===== DATA =====
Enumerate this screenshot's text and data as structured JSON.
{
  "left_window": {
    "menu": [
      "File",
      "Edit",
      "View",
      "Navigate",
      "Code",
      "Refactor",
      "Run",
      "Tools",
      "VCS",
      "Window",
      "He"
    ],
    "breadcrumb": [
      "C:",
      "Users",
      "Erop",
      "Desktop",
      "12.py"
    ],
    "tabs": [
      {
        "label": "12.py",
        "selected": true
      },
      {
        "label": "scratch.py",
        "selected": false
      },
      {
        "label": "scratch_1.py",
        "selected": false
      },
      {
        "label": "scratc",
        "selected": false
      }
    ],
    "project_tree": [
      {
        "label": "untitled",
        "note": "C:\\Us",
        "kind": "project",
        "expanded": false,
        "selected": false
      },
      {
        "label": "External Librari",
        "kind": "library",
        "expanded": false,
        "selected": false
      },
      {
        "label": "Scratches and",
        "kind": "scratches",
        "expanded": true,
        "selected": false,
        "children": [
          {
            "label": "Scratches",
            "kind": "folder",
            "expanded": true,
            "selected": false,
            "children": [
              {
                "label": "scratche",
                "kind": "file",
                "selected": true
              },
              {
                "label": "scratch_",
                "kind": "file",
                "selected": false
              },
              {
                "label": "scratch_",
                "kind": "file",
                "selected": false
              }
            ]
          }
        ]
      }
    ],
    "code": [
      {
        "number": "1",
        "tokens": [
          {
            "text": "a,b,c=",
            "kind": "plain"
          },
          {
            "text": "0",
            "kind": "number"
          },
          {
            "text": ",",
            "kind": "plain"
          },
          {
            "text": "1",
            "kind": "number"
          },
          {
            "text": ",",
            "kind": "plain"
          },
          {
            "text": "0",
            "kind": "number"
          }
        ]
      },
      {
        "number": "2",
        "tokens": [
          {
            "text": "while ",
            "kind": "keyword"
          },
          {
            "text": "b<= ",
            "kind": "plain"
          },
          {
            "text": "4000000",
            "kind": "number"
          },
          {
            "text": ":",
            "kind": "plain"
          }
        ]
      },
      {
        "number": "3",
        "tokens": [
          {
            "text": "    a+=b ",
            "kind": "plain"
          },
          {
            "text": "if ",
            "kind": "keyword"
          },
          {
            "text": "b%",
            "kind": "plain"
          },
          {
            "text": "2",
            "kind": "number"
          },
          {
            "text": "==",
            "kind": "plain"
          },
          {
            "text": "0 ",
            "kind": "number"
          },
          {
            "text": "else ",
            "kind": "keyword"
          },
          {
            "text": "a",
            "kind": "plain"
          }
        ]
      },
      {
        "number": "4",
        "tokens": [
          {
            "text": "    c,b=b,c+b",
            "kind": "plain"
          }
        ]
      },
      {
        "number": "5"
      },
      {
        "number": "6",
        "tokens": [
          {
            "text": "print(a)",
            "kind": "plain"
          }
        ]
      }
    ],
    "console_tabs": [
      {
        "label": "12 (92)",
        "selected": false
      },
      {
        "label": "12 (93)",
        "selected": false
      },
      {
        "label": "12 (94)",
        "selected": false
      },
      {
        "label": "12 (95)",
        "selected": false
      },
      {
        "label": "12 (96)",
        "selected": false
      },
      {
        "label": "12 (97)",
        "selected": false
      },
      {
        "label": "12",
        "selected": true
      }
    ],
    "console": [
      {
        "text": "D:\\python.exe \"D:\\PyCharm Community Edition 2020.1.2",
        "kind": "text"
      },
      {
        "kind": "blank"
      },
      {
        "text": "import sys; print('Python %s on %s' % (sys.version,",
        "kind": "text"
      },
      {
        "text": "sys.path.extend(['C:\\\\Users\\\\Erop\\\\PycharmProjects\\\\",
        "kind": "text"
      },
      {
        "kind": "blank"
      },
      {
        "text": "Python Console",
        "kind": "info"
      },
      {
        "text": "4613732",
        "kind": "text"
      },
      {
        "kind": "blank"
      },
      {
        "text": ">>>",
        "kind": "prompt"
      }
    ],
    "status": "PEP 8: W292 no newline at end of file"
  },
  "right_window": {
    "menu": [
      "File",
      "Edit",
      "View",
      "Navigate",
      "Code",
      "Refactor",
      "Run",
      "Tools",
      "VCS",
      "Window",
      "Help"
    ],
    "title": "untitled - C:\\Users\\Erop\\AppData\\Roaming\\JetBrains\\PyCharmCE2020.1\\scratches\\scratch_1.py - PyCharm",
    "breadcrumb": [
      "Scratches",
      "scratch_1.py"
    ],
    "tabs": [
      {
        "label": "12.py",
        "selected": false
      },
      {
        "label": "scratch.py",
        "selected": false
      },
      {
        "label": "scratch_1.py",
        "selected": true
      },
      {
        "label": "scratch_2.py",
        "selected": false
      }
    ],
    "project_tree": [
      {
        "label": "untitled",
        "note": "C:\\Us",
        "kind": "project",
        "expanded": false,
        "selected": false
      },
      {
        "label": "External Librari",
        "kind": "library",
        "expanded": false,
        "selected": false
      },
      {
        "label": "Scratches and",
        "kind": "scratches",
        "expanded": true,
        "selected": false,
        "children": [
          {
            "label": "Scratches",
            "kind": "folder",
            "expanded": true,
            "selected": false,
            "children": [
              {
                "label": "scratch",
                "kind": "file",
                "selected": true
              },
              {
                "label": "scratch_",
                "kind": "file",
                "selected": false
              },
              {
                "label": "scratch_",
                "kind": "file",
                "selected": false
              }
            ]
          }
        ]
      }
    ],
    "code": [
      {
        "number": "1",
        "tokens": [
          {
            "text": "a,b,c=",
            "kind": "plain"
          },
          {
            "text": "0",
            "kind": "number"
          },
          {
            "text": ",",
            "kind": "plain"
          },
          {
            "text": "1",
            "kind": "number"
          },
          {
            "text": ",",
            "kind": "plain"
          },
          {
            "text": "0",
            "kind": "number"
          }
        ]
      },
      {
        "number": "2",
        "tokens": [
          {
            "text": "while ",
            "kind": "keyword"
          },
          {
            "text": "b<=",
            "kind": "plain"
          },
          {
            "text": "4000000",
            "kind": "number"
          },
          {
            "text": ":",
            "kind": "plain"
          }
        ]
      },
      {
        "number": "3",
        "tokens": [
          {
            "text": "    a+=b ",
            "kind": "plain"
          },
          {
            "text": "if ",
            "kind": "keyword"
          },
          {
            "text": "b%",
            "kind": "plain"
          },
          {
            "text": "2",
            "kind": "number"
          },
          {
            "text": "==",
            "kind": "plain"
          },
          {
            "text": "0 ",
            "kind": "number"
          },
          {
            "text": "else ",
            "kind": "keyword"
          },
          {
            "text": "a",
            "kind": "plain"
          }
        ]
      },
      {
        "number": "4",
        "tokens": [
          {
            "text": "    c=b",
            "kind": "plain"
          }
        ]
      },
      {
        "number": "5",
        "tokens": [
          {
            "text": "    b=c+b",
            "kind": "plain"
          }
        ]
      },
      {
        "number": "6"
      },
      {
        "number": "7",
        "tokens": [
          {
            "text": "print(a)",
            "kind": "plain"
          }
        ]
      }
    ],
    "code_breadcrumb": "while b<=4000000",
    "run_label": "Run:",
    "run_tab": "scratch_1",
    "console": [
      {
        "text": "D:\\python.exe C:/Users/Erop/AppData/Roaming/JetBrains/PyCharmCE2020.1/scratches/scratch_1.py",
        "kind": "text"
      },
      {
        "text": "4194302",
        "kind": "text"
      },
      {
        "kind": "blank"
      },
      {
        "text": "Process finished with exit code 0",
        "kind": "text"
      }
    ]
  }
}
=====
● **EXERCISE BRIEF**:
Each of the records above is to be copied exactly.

● **EXPECTED ANSWER**:
Enumerate this screenshot's text and data as structured JSON.
{
  "left_window": {
    "menu": [
      "File",
      "Edit",
      "View",
      "Navigate",
      "Code",
      "Refactor",
      "Run",
      "Tools",
      "VCS",
      "Window",
      "He"
    ],
    "breadcrumb": [
      "C:",
      "Users",
      "Erop",
      "Desktop",
      "12.py"
    ],
    "tabs": [
      {
        "label": "12.py",
        "selected": true
      },
      {
        "label": "scratch.py",
        "selected": false
      },
      {
        "label": "scratch_1.py",
        "selected": false
      },
      {
        "label": "scratc",
        "selected": false
      }
    ],
    "project_tree": [
      {
        "label": "untitled",
        "note": "C:\\Us",
        "kind": "project",
        "expanded": false,
        "selected": false
      },
      {
        "label": "External Librari",
        "kind": "library",
        "expanded": false,
        "selected": false
      },
      {
        "label": "Scratches and",
        "kind": "scratches",
        "expanded": true,
        "selected": false,
        "children": [
          {
            "label": "Scratches",
            "kind": "folder",
            "expanded": true,
            "selected": false,
            "children": [
              {
                "label": "scratche",
                "kind": "file",
                "selected": true
              },
              {
                "label": "scratch_",
                "kind": "file",
                "selected": false
              },
              {
                "label": "scratch_",
                "kind": "file",
                "selected": false
              }
            ]
          }
        ]
      }
    ],
    "code": [
      {
        "number": "1",
        "tokens": [
          {
            "text": "a,b,c=",
            "kind": "plain"
          },
          {
            "text": "0",
            "kind": "number"
          },
          {
            "text": ",",
            "kind": "plain"
          },
          {
            "text": "1",
            "kind": "number"
          },
          {
            "text": ",",
            "kind": "plain"
          },
          {
            "text": "0",
            "kind": "number"
          }
        ]
      },
      {
        "number": "2",
        "tokens": [
          {
            "text": "while ",
            "kind": "keyword"
          },
          {
            "text": "b<= ",
            "kind": "plain"
          },
          {
            "text": "4000000",
            "kind": "number"
          },
          {
            "text": ":",
            "kind": "plain"
          }
        ]
      },
      {
        "number": "3",
        "tokens": [
          {
            "text": "    a+=b ",
            "kind": "plain"
          },
          {
            "text": "if ",
            "kind": "keyword"
          },
          {
            "text": "b%",
            "kind": "plain"
          },
          {
            "text": "2",
            "kind": "number"
          },
          {
            "text": "==",
            "kind": "plain"
          },
          {
            "text": "0 ",
            "kind": "number"
          },
          {
            "text": "else ",
            "kind": "keyword"
          },
          {
            "text": "a",
            "kind": "plain"
          }
        ]
      },
      {
        "number": "4",
        "tokens": [
          {
            "text": "    c,b=b,c+b",
            "kind": "plain"
          }
        ]
      },
      {
        "number": "5"
      },
      {
        "number": "6",
        "tokens": [
          {
            "text": "print(a)",
            "kind": "plain"
          }
        ]
      }
    ],
    "console_tabs": [
      {
        "label": "12 (92)",
        "selected": false
      },
      {
        "label": "12 (93)",
        "selected": false
      },
      {
        "label": "12 (94)",
        "selected": false
      },
      {
        "label": "12 (95)",
        "selected": false
      },
      {
        "label": "12 (96)",
        "selected": false
      },
      {
        "label": "12 (97)",
        "selected": false
      },
      {
        "label": "12",
        "selected": true
      }
    ],
    "console": [
      {
        "text": "D:\\python.exe \"D:\\PyCharm Community Edition 2020.1.2",
        "kind": "text"
      },
      {
        "kind": "blank"
      },
      {
        "text": "import sys; print('Python %s on %s' % (sys.version,",
        "kind": "text"
      },
      {
        "text": "sys.path.extend(['C:\\\\Users\\\\Erop\\\\PycharmProjects\\\\",
        "kind": "text"
      },
      {
        "kind": "blank"
      },
      {
        "text": "Python Console",
        "kind": "info"
      },
      {
        "text": "4613732",
        "kind": "text"
      },
      {
        "kind": "blank"
      },
      {
        "text": ">>>",
        "kind": "prompt"
      }
    ],
    "status": "PEP 8: W292 no newline at end of file"
  },
  "right_window": {
    "menu": [
      "File",
      "Edit",
      "View",
      "Navigate",
      "Code",
      "Refactor",
      "Run",
      "Tools",
      "VCS",
      "Window",
      "Help"
    ],
    "title": "untitled - C:\\Users\\Erop\\AppData\\Roaming\\JetBrains\\PyCharmCE2020.1\\scratches\\scratch_1.py - PyCharm",
    "breadcrumb": [
      "Scratches",
      "scratch_1.py"
    ],
    "tabs": [
      {
        "label": "12.py",
        "selected": false
      },
      {
        "label": "scratch.py",
        "selected": false
      },
      {
        "label": "scratch_1.py",
        "selected": true
      },
      {
        "label": "scratch_2.py",
        "selected": false
      }
    ],
    "project_tree": [
      {
        "label": "untitled",
        "note": "C:\\Us",
        "kind": "project",
        "expanded": false,
        "selected": false
      },
      {
        "label": "External Librari",
        "kind": "library",
        "expanded": false,
        "selected": false
      },
      {
        "label": "Scratches and",
        "kind": "scratches",
        "expanded": true,
        "selected": false,
        "children": [
          {
            "label": "Scratches",
            "kind": "folder",
            "expanded": true,
            "selected": false,
            "children": [
              {
                "label": "scratch",
                "kind": "file",
                "selected": true
              },
              {
                "label": "scratch_",
                "kind": "file",
                "selected": false
              },
              {
                "label": "scratch_",
                "kind": "file",
                "selected": false
              }
            ]
          }
        ]
      }
    ],
    "code": [
      {
        "number": "1",
        "tokens": [
          {
            "text": "a,b,c=",
            "kind": "plain"
          },
          {
            "text": "0",
            "kind": "number"
          },
          {
            "text": ",",
            "kind": "plain"
          },
          {
            "text": "1",
            "kind": "number"
          },
          {
            "text": ",",
            "kind": "plain"
          },
          {
            "text": "0",
            "kind": "number"
          }
        ]
      },
      {
        "number": "2",
        "tokens": [
          {
            "text": "while ",
            "kind": "keyword"
          },
          {
            "text": "b<=",
            "kind": "plain"
          },
          {
            "text": "4000000",
            "kind": "number"
          },
          {
            "text": ":",
            "kind": "plain"
          }
        ]
      },
      {
        "number": "3",
        "tokens": [
          {
            "text": "    a+=b ",
            "kind": "plain"
          },
          {
            "text": "if ",
            "kind": "keyword"
          },
          {
            "text": "b%",
            "kind": "plain"
          },
          {
            "text": "2",
            "kind": "number"
          },
          {
            "text": "==",
            "kind": "plain"
          },
          {
            "text": "0 ",
            "kind": "number"
          },
          {
            "text": "else ",
            "kind": "keyword"
          },
          {
            "text": "a",
            "kind": "plain"
          }
        ]
      },
      {
        "number": "4",
        "tokens": [
          {
            "text": "    c=b",
            "kind": "plain"
          }
        ]
      },
      {
        "number": "5",
        "tokens": [
          {
            "text": "    b=c+b",
            "kind": "plain"
          }
        ]
      },
      {
        "number": "6"
      },
      {
        "number": "7",
        "tokens": [
          {
            "text": "print(a)",
            "kind": "plain"
          }
        ]
      }
    ],
    "code_breadcrumb": "while b<=4000000",
    "run_label": "Run:",
    "run_tab": "scratch_1",
    "console": [
      {
        "text": "D:\\python.exe C:/Users/Erop/AppData/Roaming/JetBrains/PyCharmCE2020.1/scratches/scratch_1.py",
        "kind": "text"
      },
      {
        "text": "4194302",
        "kind": "text"
      },
      {
        "kind": "blank"
      },
      {
        "text": "Process finished with exit code 0",
        "kind": "text"
      }
    ]
  }
}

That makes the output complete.